Let It Bleed (1969) was the Rolling Stones’ eighth UK album. But only the second to not feature a group portrait

 
 

The cover displays a surreal sculpture designed by Robert Brownjohn, an American graphic designer known for blending formal graphic design concepts with wit and sixties pop culture. He is best known for his motion picture title sequences, especially From Russia with Love (Terence Young, 1963) and Goldfinger (Guy Hamilton, 1964).
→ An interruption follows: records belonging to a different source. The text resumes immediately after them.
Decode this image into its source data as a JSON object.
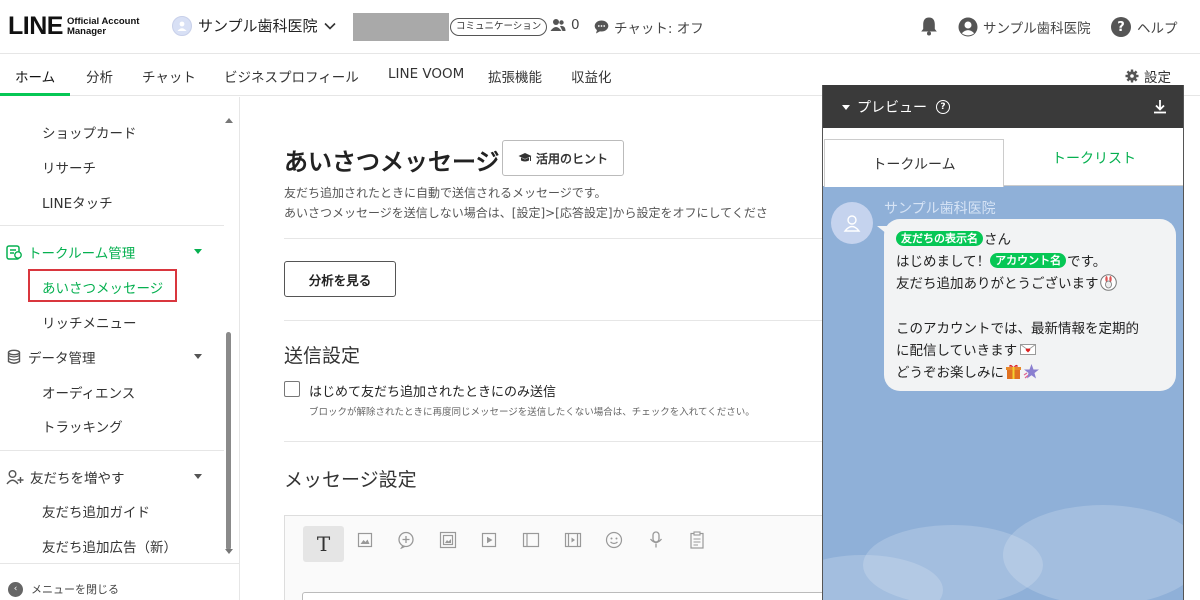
{
  "header": {
    "logo_main": "LINE",
    "logo_sub_1": "Official Account",
    "logo_sub_2": "Manager",
    "account_name": "サンプル歯科医院",
    "plan_badge": "コミュニケーション",
    "friends_count": "0",
    "chat_status": "チャット: オフ",
    "user_name": "サンプル歯科医院",
    "help_label": "ヘルプ"
  },
  "nav": {
    "tabs": [
      {
        "label": "ホーム"
      },
      {
        "label": "分析"
      },
      {
        "label": "チャット"
      },
      {
        "label": "ビジネスプロフィール"
      },
      {
        "label": "LINE VOOM"
      },
      {
        "label": "拡張機能"
      },
      {
        "label": "収益化"
      }
    ],
    "settings_label": "設定",
    "accent": "#06c755"
  },
  "sidebar": {
    "items_top": [
      "ショップカード",
      "リサーチ",
      "LINEタッチ"
    ],
    "section_talkroom": "トークルーム管理",
    "talkroom_items": [
      "あいさつメッセージ",
      "リッチメニュー"
    ],
    "section_data": "データ管理",
    "data_items": [
      "オーディエンス",
      "トラッキング"
    ],
    "section_friends": "友だちを増やす",
    "friends_items": [
      "友だち追加ガイド",
      "友だち追加広告（新）"
    ],
    "close_menu": "メニューを閉じる"
  },
  "main": {
    "title": "あいさつメッセージ",
    "hint_button": "活用のヒント",
    "desc_1": "友だち追加されたときに自動で送信されるメッセージです。",
    "desc_2": "あいさつメッセージを送信しない場合は、[設定]>[応答設定]から設定をオフにしてくださ",
    "analysis_button": "分析を見る",
    "send_settings_heading": "送信設定",
    "checkbox_label": "はじめて友だち追加されたときにのみ送信",
    "checkbox_help": "ブロックが解除されたときに再度同じメッセージを送信したくない場合は、チェックを入れてください。",
    "checkbox_checked": false,
    "message_settings_heading": "メッセージ設定",
    "toolbar_text_icon": "T"
  },
  "preview": {
    "title": "プレビュー",
    "tab_talkroom": "トークルーム",
    "tab_talklist": "トークリスト",
    "sender": "サンプル歯科医院",
    "tag_friend_name": "友だちの表示名",
    "line1_suffix": "さん",
    "line2_prefix": "はじめまして！",
    "tag_account_name": "アカウント名",
    "line2_suffix": "です。",
    "line3": "友だち追加ありがとうございます",
    "line4": "このアカウントでは、最新情報を定期的",
    "line5": "に配信していきます",
    "line6": "どうぞお楽しみに"
  }
}
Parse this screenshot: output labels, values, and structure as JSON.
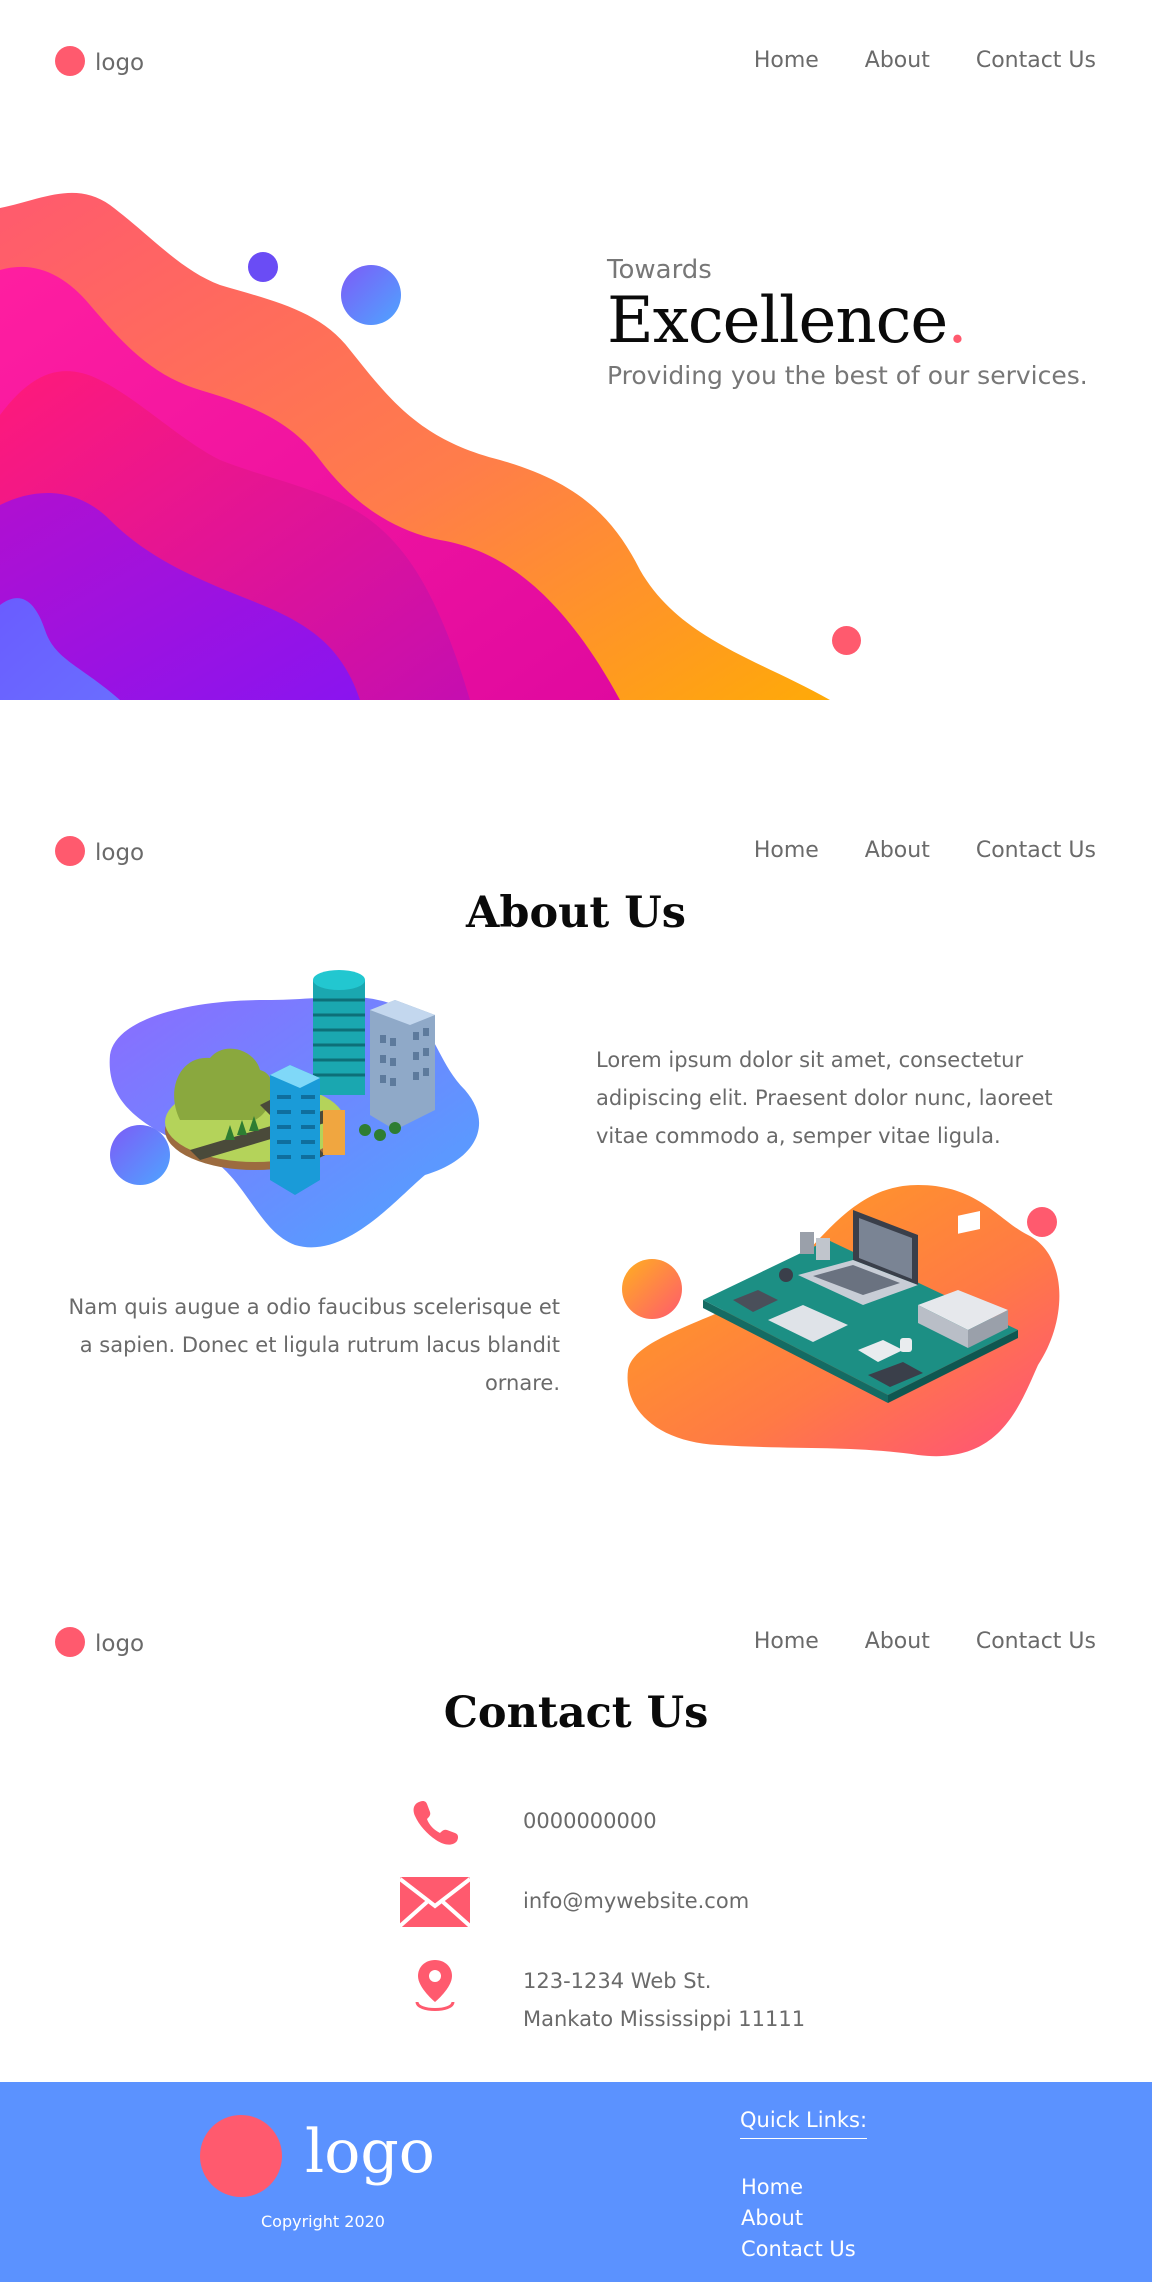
{
  "nav": {
    "logo": "logo",
    "links": [
      "Home",
      "About",
      "Contact Us"
    ]
  },
  "hero": {
    "kicker": "Towards",
    "headline": "Excellence",
    "headline_dot": ".",
    "tagline": "Providing you the best of our services."
  },
  "about": {
    "title": "About Us",
    "paragraph1": "Lorem ipsum dolor sit amet, consectetur adipiscing elit. Praesent dolor nunc, laoreet vitae commodo a, semper vitae ligula.",
    "paragraph2": "Nam quis augue a odio faucibus scelerisque et a sapien. Donec et ligula rutrum lacus blandit ornare."
  },
  "contact": {
    "title": "Contact Us",
    "phone": "0000000000",
    "email": "info@mywebsite.com",
    "address_line1": "123-1234 Web St.",
    "address_line2": "Mankato Mississippi 11111",
    "icons": [
      "phone-icon",
      "mail-icon",
      "location-pin-icon"
    ]
  },
  "footer": {
    "logo": "logo",
    "copyright": "Copyright 2020",
    "quick_links_title": "Quick Links:",
    "quick_links": [
      "Home",
      "About",
      "Contact Us"
    ]
  },
  "colors": {
    "accent": "#ff5a6e",
    "footer_bg": "#5b92ff",
    "text": "#6a6a6a",
    "heading": "#0a0a0a"
  }
}
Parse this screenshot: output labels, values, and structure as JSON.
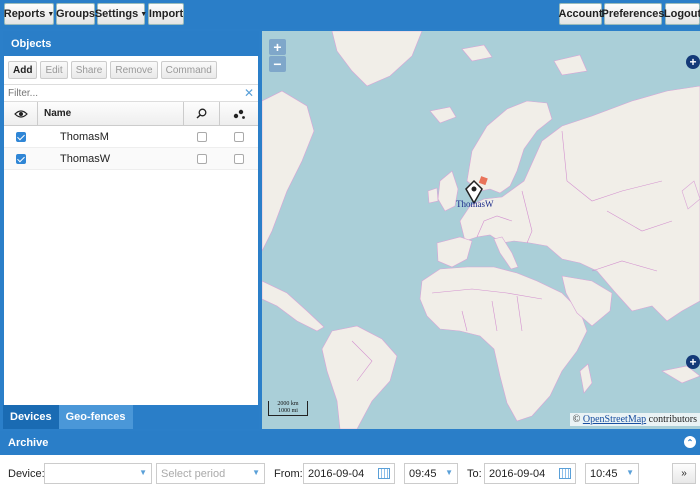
{
  "toolbar": {
    "reports": "Reports",
    "groups": "Groups",
    "settings": "Settings",
    "import": "Import",
    "account": "Account",
    "preferences": "Preferences",
    "logout": "Logout"
  },
  "objects": {
    "title": "Objects",
    "actions": {
      "add": "Add",
      "edit": "Edit",
      "share": "Share",
      "remove": "Remove",
      "command": "Command"
    },
    "filter_placeholder": "Filter...",
    "columns": {
      "name": "Name"
    },
    "rows": [
      {
        "name": "ThomasM",
        "visible": true
      },
      {
        "name": "ThomasW",
        "visible": true
      }
    ]
  },
  "tabs": {
    "devices": "Devices",
    "geofences": "Geo-fences"
  },
  "map": {
    "zoom_in": "+",
    "zoom_out": "−",
    "marker_label": "ThomasW",
    "scale_top": "2000 km",
    "scale_bottom": "1000 mi",
    "attribution_prefix": "©",
    "attribution_link": "OpenStreetMap",
    "attribution_suffix": "contributors"
  },
  "archive": {
    "title": "Archive",
    "device_label": "Device:",
    "device_value": "",
    "period_placeholder": "Select period",
    "from_label": "From:",
    "from_date": "2016-09-04",
    "from_time": "09:45",
    "to_label": "To:",
    "to_date": "2016-09-04",
    "to_time": "10:45",
    "more": "»"
  },
  "colors": {
    "accent": "#2a7ec8",
    "sea": "#aacfd8",
    "land": "#f1eee8",
    "border": "#cc7ac9"
  }
}
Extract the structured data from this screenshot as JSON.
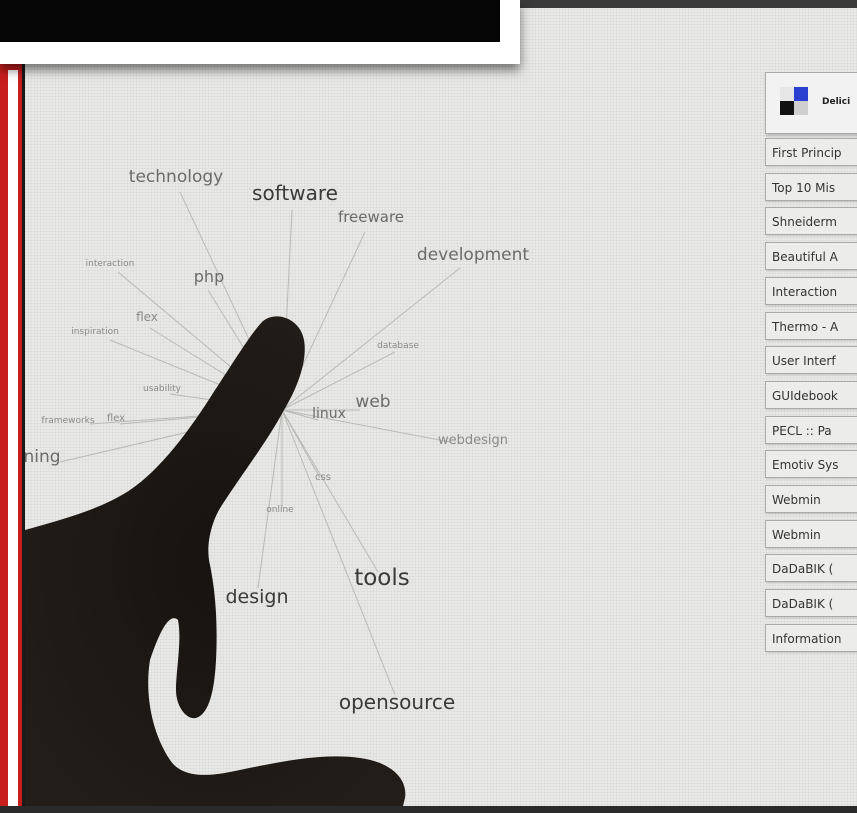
{
  "tag_cloud": {
    "center_tag": "",
    "tags": [
      {
        "id": "technology",
        "text": "technology",
        "size": 17
      },
      {
        "id": "software",
        "text": "software",
        "size": 20
      },
      {
        "id": "freeware",
        "text": "freeware",
        "size": 15
      },
      {
        "id": "development",
        "text": "development",
        "size": 17
      },
      {
        "id": "interaction",
        "text": "interaction",
        "size": 9
      },
      {
        "id": "php",
        "text": "php",
        "size": 16
      },
      {
        "id": "flex",
        "text": "flex",
        "size": 12
      },
      {
        "id": "inspiration",
        "text": "inspiration",
        "size": 9
      },
      {
        "id": "database",
        "text": "database",
        "size": 9
      },
      {
        "id": "usability",
        "text": "usability",
        "size": 9
      },
      {
        "id": "frameworks",
        "text": "frameworks",
        "size": 9
      },
      {
        "id": "flex2",
        "text": "flex",
        "size": 10
      },
      {
        "id": "linux",
        "text": "linux",
        "size": 14
      },
      {
        "id": "web",
        "text": "web",
        "size": 17
      },
      {
        "id": "webdesign",
        "text": "webdesign",
        "size": 13
      },
      {
        "id": "programming",
        "text": "ning",
        "size": 17
      },
      {
        "id": "css",
        "text": "css",
        "size": 10
      },
      {
        "id": "online",
        "text": "online",
        "size": 9
      },
      {
        "id": "tools",
        "text": "tools",
        "size": 23
      },
      {
        "id": "design",
        "text": "design",
        "size": 19
      },
      {
        "id": "opensource",
        "text": "opensource",
        "size": 20
      }
    ]
  },
  "bookmarks": {
    "logo_text": "Delici",
    "items": [
      "First Princip",
      "Top 10 Mis",
      "Shneiderm",
      "Beautiful A",
      "Interaction",
      "Thermo - A",
      "User Interf",
      "GUIdebook",
      "PECL :: Pa",
      "Emotiv Sys",
      "Webmin",
      "Webmin",
      "DaDaBIK (",
      "DaDaBIK (",
      "Information"
    ]
  },
  "colors": {
    "screen_bg": "#e9e9e7",
    "frame_red": "#c81e1e",
    "logo_blue": "#2b3fd0",
    "logo_black": "#111111",
    "logo_gray": "#bfbfbf"
  }
}
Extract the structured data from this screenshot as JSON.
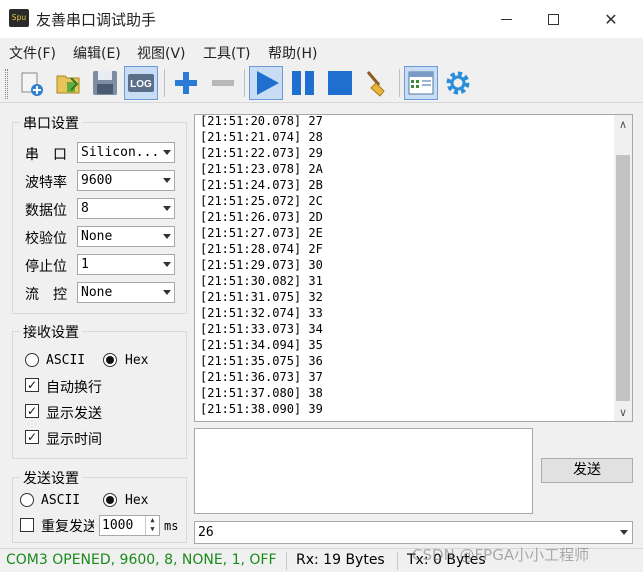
{
  "window": {
    "title": "友善串口调试助手",
    "app_icon_text": "Spu",
    "minimize_icon": "minimize-icon",
    "maximize_icon": "maximize-icon",
    "close_icon": "close-icon",
    "close_glyph": "✕"
  },
  "menu": [
    "文件(F)",
    "编辑(E)",
    "视图(V)",
    "工具(T)",
    "帮助(H)"
  ],
  "toolbar": {
    "icons": [
      "new-session-icon",
      "open-folder-icon",
      "save-icon",
      "log-icon",
      "add-icon",
      "remove-icon",
      "play-icon",
      "pause-icon",
      "stop-icon",
      "clear-broom-icon",
      "window-layout-icon",
      "settings-gear-icon"
    ],
    "log_label": "LOG"
  },
  "serial_settings": {
    "title": "串口设置",
    "port_label": "串　口",
    "port_value": "Silicon...",
    "baud_label": "波特率",
    "baud_value": "9600",
    "databits_label": "数据位",
    "databits_value": "8",
    "parity_label": "校验位",
    "parity_value": "None",
    "stopbits_label": "停止位",
    "stopbits_value": "1",
    "flow_label": "流　控",
    "flow_value": "None"
  },
  "receive_settings": {
    "title": "接收设置",
    "ascii_label": "ASCII",
    "hex_label": "Hex",
    "mode": "Hex",
    "auto_wrap_label": "自动换行",
    "auto_wrap": true,
    "show_send_label": "显示发送",
    "show_send": true,
    "show_time_label": "显示时间",
    "show_time": true
  },
  "send_settings": {
    "title": "发送设置",
    "ascii_label": "ASCII",
    "hex_label": "Hex",
    "mode": "Hex",
    "repeat_label": "重复发送",
    "repeat": false,
    "interval_value": "1000",
    "interval_unit": "ms"
  },
  "receive_log": [
    "[21:51:20.078] 27",
    "[21:51:21.074] 28",
    "[21:51:22.073] 29",
    "[21:51:23.078] 2A",
    "[21:51:24.073] 2B",
    "[21:51:25.072] 2C",
    "[21:51:26.073] 2D",
    "[21:51:27.073] 2E",
    "[21:51:28.074] 2F",
    "[21:51:29.073] 30",
    "[21:51:30.082] 31",
    "[21:51:31.075] 32",
    "[21:51:32.074] 33",
    "[21:51:33.073] 34",
    "[21:51:34.094] 35",
    "[21:51:35.075] 36",
    "[21:51:36.073] 37",
    "[21:51:37.080] 38",
    "[21:51:38.090] 39"
  ],
  "send": {
    "text": "",
    "button_label": "发送",
    "history_value": "26"
  },
  "status": {
    "connection": "COM3 OPENED, 9600, 8, NONE, 1, OFF",
    "connection_color": "#1a8a1a",
    "rx": "Rx: 19 Bytes",
    "tx": "Tx: 0 Bytes"
  },
  "watermark": "CSDN @FPGA小小工程师"
}
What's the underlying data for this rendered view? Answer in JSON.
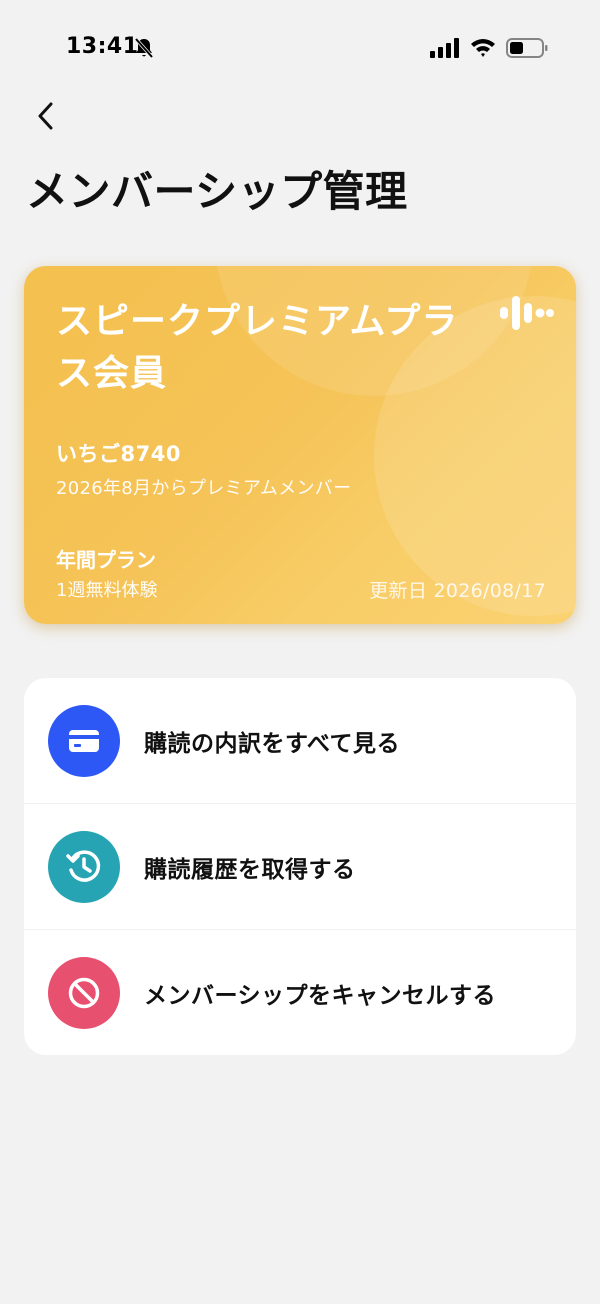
{
  "status_bar": {
    "time": "13:41"
  },
  "header": {
    "back_icon": "chevron-left-icon",
    "title": "メンバーシップ管理"
  },
  "card": {
    "title": "スピークプレミアムプラス会員",
    "username": "いちご8740",
    "member_since": "2026年8月からプレミアムメンバー",
    "plan": "年間プラン",
    "trial": "1週無料体験",
    "renewal": "更新日 2026/08/17",
    "logo_icon": "speak-waveform-logo",
    "color": "#f5c357"
  },
  "menu": {
    "items": [
      {
        "label": "購読の内訳をすべて見る",
        "icon": "credit-card-icon",
        "color": "#2d58f5"
      },
      {
        "label": "購読履歴を取得する",
        "icon": "history-icon",
        "color": "#27a4b3"
      },
      {
        "label": "メンバーシップをキャンセルする",
        "icon": "cancel-icon",
        "color": "#e8506f"
      }
    ]
  }
}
The image consists of the Let It Bleed record being played by the tone-arm of an antique phonograph, and a record-changer spindle supporting several items stacked on a plate in place of a stack of records: a tape canister labelled Stones – Let It Bleed, a clock face, a pizza, a tyre and a cake with elaborate icing topped by figurines representing the band. The cake parts of the construction were prepared by then-unknown cookery writer Delia Smith. The reverse of the LP sleeve shows the same “record-stack” melange in a state of disarray. The artwork was inspired by the working title of the album, which was Automatic Changer

 
 

The album cover for Let It Bleed was among the ten chosen by the Royal Mail for a set of “Classic Album Cover” postage stamps issued in January 2010

 
 

Many people believe that “Let It Bleed” was a take on The Beatles‘ song/album Let It Be. The titles are very similar, and there was a running history of the Stones and the Beatles tweaking each other. The Stones’ Let It Bleed was released months before Let It Be, but the songs from Let It Be had been recorded earlier than most of the songs in Let It Bleed.

The lyrics include a number of drug and sexual references; however, to Allmusic critic Richie Unterberger, the song is mainly about “emotional dependency,” with Mick Jagger willing to accept a partner who want to lean “on him for emotional support.” Unterberger also asserts that Let It Bleed may be “the best illustration” of the way the Rolling Stones make “a slightly sloppy approach work for them rather than against them.”